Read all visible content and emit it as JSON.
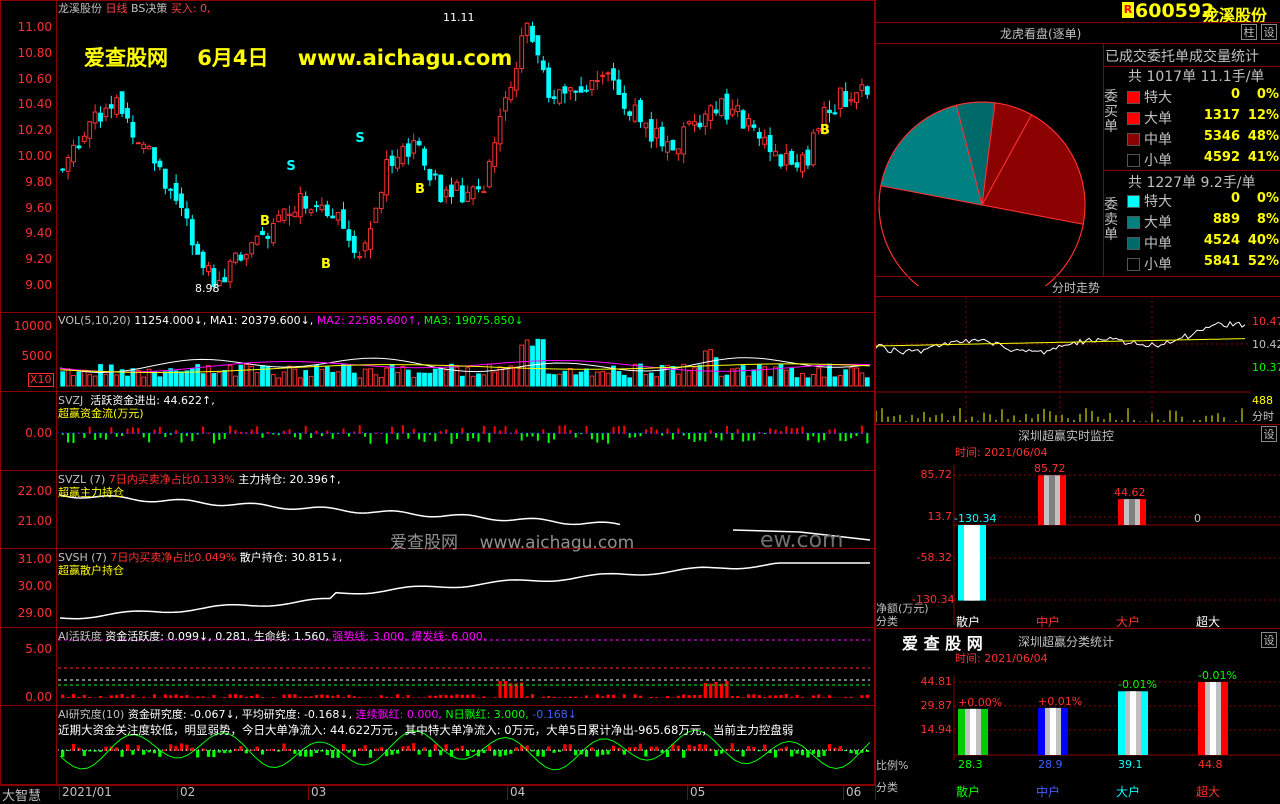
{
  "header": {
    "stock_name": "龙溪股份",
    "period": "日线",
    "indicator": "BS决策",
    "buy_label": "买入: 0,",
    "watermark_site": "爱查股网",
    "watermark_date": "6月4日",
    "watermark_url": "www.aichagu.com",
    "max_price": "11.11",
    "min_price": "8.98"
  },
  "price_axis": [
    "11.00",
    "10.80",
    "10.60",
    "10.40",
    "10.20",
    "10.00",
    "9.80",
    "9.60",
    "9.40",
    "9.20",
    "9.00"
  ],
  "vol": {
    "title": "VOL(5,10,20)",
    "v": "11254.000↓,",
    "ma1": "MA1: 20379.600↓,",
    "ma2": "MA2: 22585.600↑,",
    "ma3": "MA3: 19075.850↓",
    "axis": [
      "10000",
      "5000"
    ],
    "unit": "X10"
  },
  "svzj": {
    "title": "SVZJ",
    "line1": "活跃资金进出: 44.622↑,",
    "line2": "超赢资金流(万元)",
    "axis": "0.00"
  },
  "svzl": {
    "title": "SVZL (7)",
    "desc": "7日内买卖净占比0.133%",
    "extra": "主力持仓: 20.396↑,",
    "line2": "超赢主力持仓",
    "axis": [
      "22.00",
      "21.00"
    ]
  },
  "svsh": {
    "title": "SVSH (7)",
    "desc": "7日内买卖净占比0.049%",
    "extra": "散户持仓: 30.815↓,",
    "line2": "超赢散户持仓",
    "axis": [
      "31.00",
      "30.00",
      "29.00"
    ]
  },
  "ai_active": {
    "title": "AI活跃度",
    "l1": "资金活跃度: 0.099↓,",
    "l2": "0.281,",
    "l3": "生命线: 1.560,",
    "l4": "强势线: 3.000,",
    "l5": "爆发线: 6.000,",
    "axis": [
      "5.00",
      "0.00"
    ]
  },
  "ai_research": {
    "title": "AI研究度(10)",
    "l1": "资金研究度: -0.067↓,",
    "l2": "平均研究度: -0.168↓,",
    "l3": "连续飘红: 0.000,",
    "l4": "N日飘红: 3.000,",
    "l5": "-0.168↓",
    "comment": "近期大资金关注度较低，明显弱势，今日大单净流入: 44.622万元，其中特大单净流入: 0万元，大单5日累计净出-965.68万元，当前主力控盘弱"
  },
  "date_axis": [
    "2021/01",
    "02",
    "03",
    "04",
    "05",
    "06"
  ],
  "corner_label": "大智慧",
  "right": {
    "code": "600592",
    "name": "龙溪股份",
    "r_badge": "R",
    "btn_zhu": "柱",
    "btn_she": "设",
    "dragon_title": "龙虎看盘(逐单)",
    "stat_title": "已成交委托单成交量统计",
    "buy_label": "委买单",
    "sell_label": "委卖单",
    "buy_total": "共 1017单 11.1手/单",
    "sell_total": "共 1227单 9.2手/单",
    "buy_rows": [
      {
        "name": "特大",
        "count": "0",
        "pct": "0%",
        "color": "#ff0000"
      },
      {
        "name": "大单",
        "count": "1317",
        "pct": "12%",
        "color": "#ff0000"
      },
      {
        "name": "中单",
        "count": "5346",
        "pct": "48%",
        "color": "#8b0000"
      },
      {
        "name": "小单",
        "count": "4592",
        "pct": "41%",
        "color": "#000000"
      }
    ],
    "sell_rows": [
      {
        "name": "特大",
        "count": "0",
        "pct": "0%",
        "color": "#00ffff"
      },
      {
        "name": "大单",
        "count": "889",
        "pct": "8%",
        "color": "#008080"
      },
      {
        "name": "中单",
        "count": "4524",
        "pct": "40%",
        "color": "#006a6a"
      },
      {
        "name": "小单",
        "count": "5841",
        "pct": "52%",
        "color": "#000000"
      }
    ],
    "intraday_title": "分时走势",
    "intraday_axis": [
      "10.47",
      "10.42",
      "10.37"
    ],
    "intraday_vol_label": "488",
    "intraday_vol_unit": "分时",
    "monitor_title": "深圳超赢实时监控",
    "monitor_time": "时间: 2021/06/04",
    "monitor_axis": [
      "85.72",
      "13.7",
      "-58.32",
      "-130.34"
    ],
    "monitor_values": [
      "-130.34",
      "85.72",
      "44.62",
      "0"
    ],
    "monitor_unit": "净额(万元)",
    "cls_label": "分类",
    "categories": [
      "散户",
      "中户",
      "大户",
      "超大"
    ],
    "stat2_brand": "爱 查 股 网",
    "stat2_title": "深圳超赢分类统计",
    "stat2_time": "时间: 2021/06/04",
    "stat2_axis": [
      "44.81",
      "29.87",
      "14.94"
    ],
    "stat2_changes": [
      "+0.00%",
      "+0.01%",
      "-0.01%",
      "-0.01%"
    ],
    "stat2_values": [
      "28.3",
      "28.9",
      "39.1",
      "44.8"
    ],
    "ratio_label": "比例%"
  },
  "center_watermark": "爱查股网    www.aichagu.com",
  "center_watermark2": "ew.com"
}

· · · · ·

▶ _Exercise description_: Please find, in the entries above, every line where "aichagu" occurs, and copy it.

▶ _Response to the exercise_:
    "watermark_url": "www.aichagu.com",
  "center_watermark": "爱查股网    www.aichagu.com",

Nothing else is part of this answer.